  1. May 2, 2010 #1
    1. The problem statement, all variables and given/known data
    Hi, I need to find the Fourier Transform of: [tex]g(t)=\frac{1}{x}e^{\frac{-\pi t^2}{x^2}}[/tex]



    2. Relevant equations

    [tex]G(f)=\int_{-\infty}^{\infty }g(t)e^{-j2\pi ft}dt
    \therefore
    G(f)=\int_{-\infty}^{\infty }\frac{1}{x}e^{\frac{-\pi t^2}{x^2}-j2\pi ft}dt[/tex]



    3. The attempt at a solution
    [tex]G(f)=\frac{1}{x}[\frac{x^2e^{-t(\frac{\pi t}{x^2}+j2\pi f)}}{-2\pi t-j2\pi fx^2}] (limits:t=\infty,t=-\infty)[/tex]

    If you sub in t=infinity or t=-infinity, both will give you 0 because t is on the denominator.

    Thanks for the help in advance! :)
     
    Last edited: May 3, 2010
  2. jcsd
  3. May 2, 2010 #2

    gabbagabbahey

    User Avatar
    Homework Helper
    Gold Member

    Check your antiderivative; you are essentially claiming that

    [tex]\frac{d}{dt}\left(\frac{\rm{e}^{h(t)}}{h'(t)}\right)=\rm{e}^{h(t)}[/tex]

    which isn't true.
     
  4. May 3, 2010 #3
    Hi, I had a - insead of a + in the last exponential.

    Basically to integrate the exponential, I took the derivative of the power and divided the exponential by that derivative. Isn't this the right method?

    So the derivative of [tex]\frac{-\pi t^2}{x^2}-j2\pi ft=\frac{-2\pi t}{x^2}-j2\pi f=\frac{-2\pi t-j2\pi fx^2}{x^2}
    [/tex]
    [tex]G(f)=\int_{-\infty}^{\infty }\frac{1}{x}e^{\frac{-\pi t^2}{x^2}-j2\pi ft}dt=\frac{1}{x}[\frac{e^{\frac{-\pi t^2}{x^2}-j2\pi ft}}{\frac{-2\pi t-j2\pi fx^2}{x^2}}=\frac{1}{x}[\frac{x^2e^{-t(\frac{\pi t}{x^2}+j2\pi f)}}{-2\pi t-j2\pi fx^2}][/tex]
     
    Last edited: May 3, 2010
  5. May 3, 2010 #4

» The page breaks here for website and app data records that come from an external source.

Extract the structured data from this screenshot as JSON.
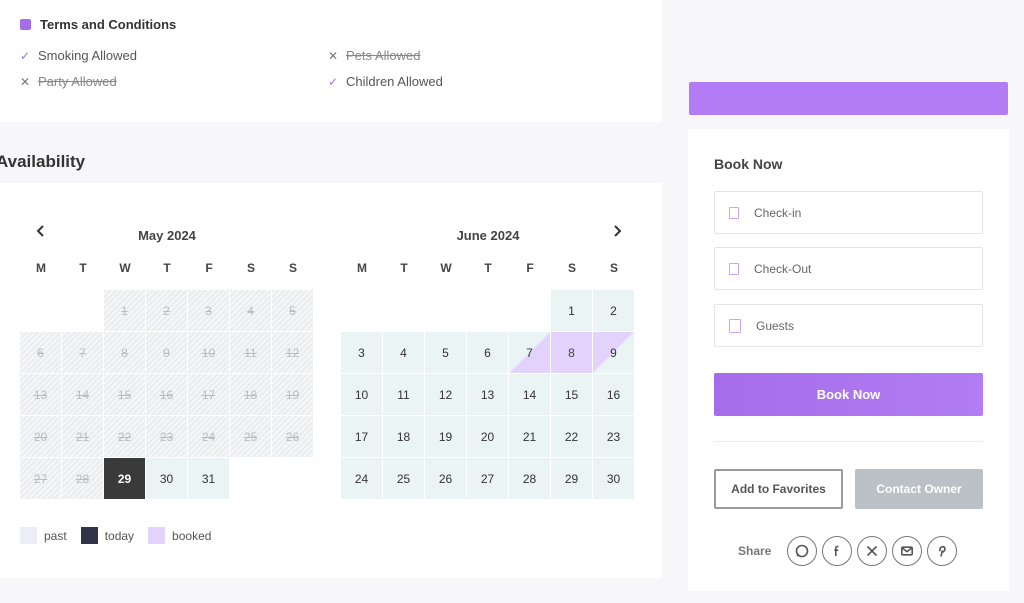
{
  "terms": {
    "title": "Terms and Conditions",
    "rules": [
      {
        "label": "Smoking Allowed",
        "allowed": true
      },
      {
        "label": "Pets Allowed",
        "allowed": false
      },
      {
        "label": "Party Allowed",
        "allowed": false
      },
      {
        "label": "Children Allowed",
        "allowed": true
      }
    ],
    "check_icon": "✓",
    "cross_icon": "✕"
  },
  "availability": {
    "title": "Availability",
    "weekdays": [
      "M",
      "T",
      "W",
      "T",
      "F",
      "S",
      "S"
    ],
    "months": [
      {
        "title": "May 2024",
        "days": [
          {
            "d": "",
            "s": "empty"
          },
          {
            "d": "",
            "s": "empty"
          },
          {
            "d": "1",
            "s": "past"
          },
          {
            "d": "2",
            "s": "past"
          },
          {
            "d": "3",
            "s": "past"
          },
          {
            "d": "4",
            "s": "past"
          },
          {
            "d": "5",
            "s": "past"
          },
          {
            "d": "6",
            "s": "past"
          },
          {
            "d": "7",
            "s": "past"
          },
          {
            "d": "8",
            "s": "past"
          },
          {
            "d": "9",
            "s": "past"
          },
          {
            "d": "10",
            "s": "past"
          },
          {
            "d": "11",
            "s": "past"
          },
          {
            "d": "12",
            "s": "past"
          },
          {
            "d": "13",
            "s": "past"
          },
          {
            "d": "14",
            "s": "past"
          },
          {
            "d": "15",
            "s": "past"
          },
          {
            "d": "16",
            "s": "past"
          },
          {
            "d": "17",
            "s": "past"
          },
          {
            "d": "18",
            "s": "past"
          },
          {
            "d": "19",
            "s": "past"
          },
          {
            "d": "20",
            "s": "past"
          },
          {
            "d": "21",
            "s": "past"
          },
          {
            "d": "22",
            "s": "past"
          },
          {
            "d": "23",
            "s": "past"
          },
          {
            "d": "24",
            "s": "past"
          },
          {
            "d": "25",
            "s": "past"
          },
          {
            "d": "26",
            "s": "past"
          },
          {
            "d": "27",
            "s": "past"
          },
          {
            "d": "28",
            "s": "past"
          },
          {
            "d": "29",
            "s": "today"
          },
          {
            "d": "30",
            "s": "avail"
          },
          {
            "d": "31",
            "s": "avail"
          }
        ]
      },
      {
        "title": "June 2024",
        "days": [
          {
            "d": "",
            "s": "empty"
          },
          {
            "d": "",
            "s": "empty"
          },
          {
            "d": "",
            "s": "empty"
          },
          {
            "d": "",
            "s": "empty"
          },
          {
            "d": "",
            "s": "empty"
          },
          {
            "d": "1",
            "s": "avail"
          },
          {
            "d": "2",
            "s": "avail"
          },
          {
            "d": "3",
            "s": "avail"
          },
          {
            "d": "4",
            "s": "avail"
          },
          {
            "d": "5",
            "s": "avail"
          },
          {
            "d": "6",
            "s": "avail"
          },
          {
            "d": "7",
            "s": "booked-in"
          },
          {
            "d": "8",
            "s": "booked"
          },
          {
            "d": "9",
            "s": "booked-out"
          },
          {
            "d": "10",
            "s": "avail"
          },
          {
            "d": "11",
            "s": "avail"
          },
          {
            "d": "12",
            "s": "avail"
          },
          {
            "d": "13",
            "s": "avail"
          },
          {
            "d": "14",
            "s": "avail"
          },
          {
            "d": "15",
            "s": "avail"
          },
          {
            "d": "16",
            "s": "avail"
          },
          {
            "d": "17",
            "s": "avail"
          },
          {
            "d": "18",
            "s": "avail"
          },
          {
            "d": "19",
            "s": "avail"
          },
          {
            "d": "20",
            "s": "avail"
          },
          {
            "d": "21",
            "s": "avail"
          },
          {
            "d": "22",
            "s": "avail"
          },
          {
            "d": "23",
            "s": "avail"
          },
          {
            "d": "24",
            "s": "avail"
          },
          {
            "d": "25",
            "s": "avail"
          },
          {
            "d": "26",
            "s": "avail"
          },
          {
            "d": "27",
            "s": "avail"
          },
          {
            "d": "28",
            "s": "avail"
          },
          {
            "d": "29",
            "s": "avail"
          },
          {
            "d": "30",
            "s": "avail"
          }
        ]
      }
    ],
    "legend": [
      {
        "label": "past",
        "color": "#ebeef4"
      },
      {
        "label": "today",
        "color": "#2f3544"
      },
      {
        "label": "booked",
        "color": "#e3d2fb"
      }
    ]
  },
  "booking": {
    "title": "Book Now",
    "checkin_placeholder": "Check-in",
    "checkout_placeholder": "Check-Out",
    "guests_placeholder": "Guests",
    "book_button": "Book Now",
    "favorites_button": "Add to Favorites",
    "contact_button": "Contact Owner",
    "share_label": "Share",
    "share_icons": [
      "whatsapp-icon",
      "facebook-icon",
      "x-icon",
      "email-icon",
      "pinterest-icon"
    ]
  },
  "colors": {
    "accent": "#a56ee8",
    "accent_light": "#b27cf5",
    "available": "#ebf4f4",
    "booked": "#e3d2fb",
    "today": "#3a3a3a"
  }
}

    gabbagabbahey

    User Avatar
    Homework Helper
    Gold Member

    No, for example, [itex]\int e^{-t^2}dt\neq-\frac{1}{2t}e^{-t^2}+C[/itex]. Take the derivative of it to convince yourself:

    [tex]\frac{d}{dt}\left(-\frac{1}{2t}e^{-t^2}+C\right)=\left(\frac{1}{2t^2}+1\right)e^{-t^2}[/tex]

    via the product rule.

    In fact, there is no nice antiderivative for [itex]e^{-t^2}[/itex], or your integrand (Unlees you consider the error function to be nice). You can however integrate it over the interval [itex](-\infty,\infty)[/itex] easily by completing the square on the exponent, and using the fact that [itex]\int_{-\infty}^{\infty}e^{-x^2}dx=\int_{-\infty}^{\infty}e^{-y^2}dy[/itex], and hence

    [tex]\int_{-\infty}^{\infty}e^{-x^2}dx=\left(\int_{-\infty}^{\infty}e^{-x^2}dx\int_{-\infty}^{\infty}e^{-y^2}dy\right)^{1/2}=\left(\int_{-\infty}^{\infty}\int_{-\infty}^{\infty}e^{-(x^2+y^2)}dxdy\right)^{1/2}[/tex]

    Which you can integrate by switching to polar coordinates.
     
Share this great discussion with others via Reddit, Google+, Twitter, or Facebook